Search for books
The Complete Maus: A Survivor's Tale (Hardcover)
The first graphic novel to win a Pulitzer Prize, Maus is an epic story. The framing narrative tells of Spiegelman's attempt to reconnect with his father Vladek, an Auschwitz survivor. Embedded within is Vladek's story of Nazi occupation and the horrors of Auschwitz. Maus is by turns honest, moving, comical, and brutal. Spiegelman's sketchy drawing style evokes a personal form of storytelling, and his use of animals to represent race does not trivialize but rather enhances our empathy for the main characters. Whether you are new to comics or a long time comic book reader, Maus is a seminal work.— Kiyo
THE DEFINITIVE EDITION: The Pulitzer Prize-winning graphic novel acclaimed as "the most affecting and successful narrative ever done about the Holocaust" (Wall Street Journal) and "the first masterpiece in comic book history" (The New Yorker).
A brutally moving work of art--widely hailed as the greatest graphic novel ever written--Maus recounts the chilling experiences of the author's father during the Holocaust, with Jews drawn as wide-eyed mice and Nazis as menacing cats. Maus is a haunting tale within a tale, weaving the author's account of his tortured relationship with his aging father into an astonishing retelling of one of history's most unspeakable tragedies. It is an unforgettable story of survival and a disarming look at the legacy of trauma.
About the Author
Art Spiegelman is a contributing editor and artist for The New Yorker, and a co-founder / editor of Raw, the acclaimed magazine of avant-garde comics and graphics. His drawings and prints have been exhibited in museums and galleries here and abroad. Honors he has received for Maus include the Pulitzer Prize, a Guggenheim fellowship, and nominations for the National Book Critics Circle Award. He lives in New York City with his wife, Francoise Mouly, and their two children, Nadja and Dashiell.
“A loving documentary and brutal fable, a mix of compassion and stoicism [that] sums up the experience of the Holocaust with as much power and as little pretension as any other work I can think of.”
–The New Republic
“A quiet triumph, moving and simple–impossible to describe accurately, and impossible to achieve in any medium but comics.”
–The Washington Post
“Spiegelman has turned the exuberant fantasy of comics inside out by giving us the most incredible fantasy in comics’ history: something that actually occurred…. The central relationship is not that of cat and mouse, but that of Art and Vladek.

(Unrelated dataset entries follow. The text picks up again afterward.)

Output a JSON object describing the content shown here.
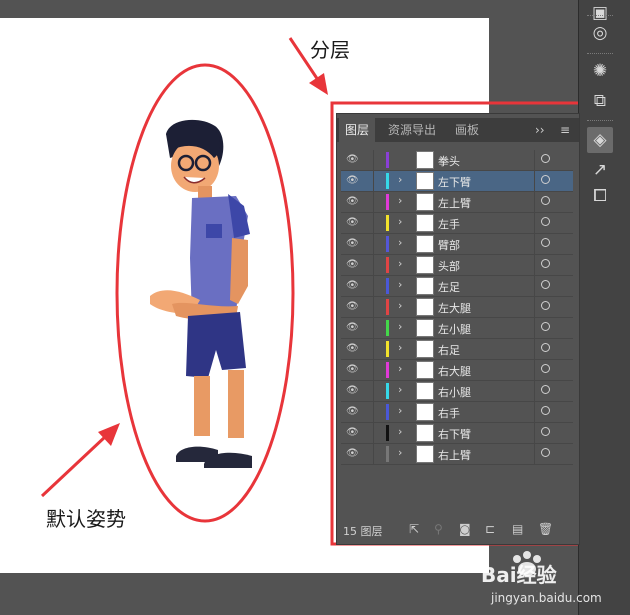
{
  "annotations": {
    "layers_label": "分层",
    "pose_label": "默认姿势"
  },
  "panel": {
    "tabs": [
      {
        "label": "图层"
      },
      {
        "label": "资源导出"
      },
      {
        "label": "画板"
      }
    ],
    "tab_controls": {
      "expand": "››",
      "menu": "≡"
    },
    "layers": [
      {
        "name": "拳头",
        "color": "#8a3fd6",
        "selected": false,
        "expandable": false
      },
      {
        "name": "左下臂",
        "color": "#36d8e8",
        "selected": true,
        "expandable": true
      },
      {
        "name": "左上臂",
        "color": "#e03ad8",
        "selected": false,
        "expandable": true
      },
      {
        "name": "左手",
        "color": "#f2e22c",
        "selected": false,
        "expandable": true
      },
      {
        "name": "臂部",
        "color": "#5457d8",
        "selected": false,
        "expandable": true
      },
      {
        "name": "头部",
        "color": "#e04444",
        "selected": false,
        "expandable": true
      },
      {
        "name": "左足",
        "color": "#4a58d8",
        "selected": false,
        "expandable": true
      },
      {
        "name": "左大腿",
        "color": "#e04444",
        "selected": false,
        "expandable": true
      },
      {
        "name": "左小腿",
        "color": "#44d84a",
        "selected": false,
        "expandable": true
      },
      {
        "name": "右足",
        "color": "#f2e22c",
        "selected": false,
        "expandable": true
      },
      {
        "name": "右大腿",
        "color": "#e03ad8",
        "selected": false,
        "expandable": true
      },
      {
        "name": "右小腿",
        "color": "#36d8e8",
        "selected": false,
        "expandable": true
      },
      {
        "name": "右手",
        "color": "#4a58d8",
        "selected": false,
        "expandable": true
      },
      {
        "name": "右下臂",
        "color": "#111111",
        "selected": false,
        "expandable": true
      },
      {
        "name": "右上臂",
        "color": "#777777",
        "selected": false,
        "expandable": true
      }
    ],
    "footer": {
      "count_label": "15 图层"
    }
  },
  "watermark": {
    "brand": "Bai经验",
    "url": "jingyan.baidu.com"
  },
  "colors": {
    "annotation_red": "#e8353a",
    "selection_blue": "#4a6685"
  }
}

Maus is terrifying not for its brutality, but for its tenderness and guilt.”
–The New Yorker
“All too infrequently, a book comes along that’s as daring as it is acclaimed. Art Spiegelman’s Maus is just such a book.”
“An epic story told in tiny pictures.”
–The New York Times
“A remarkable work, awesome in its conception and execution… at one and the same time a novel, a documentary, a memoir, and a comic book. Brilliant, just brilliant.”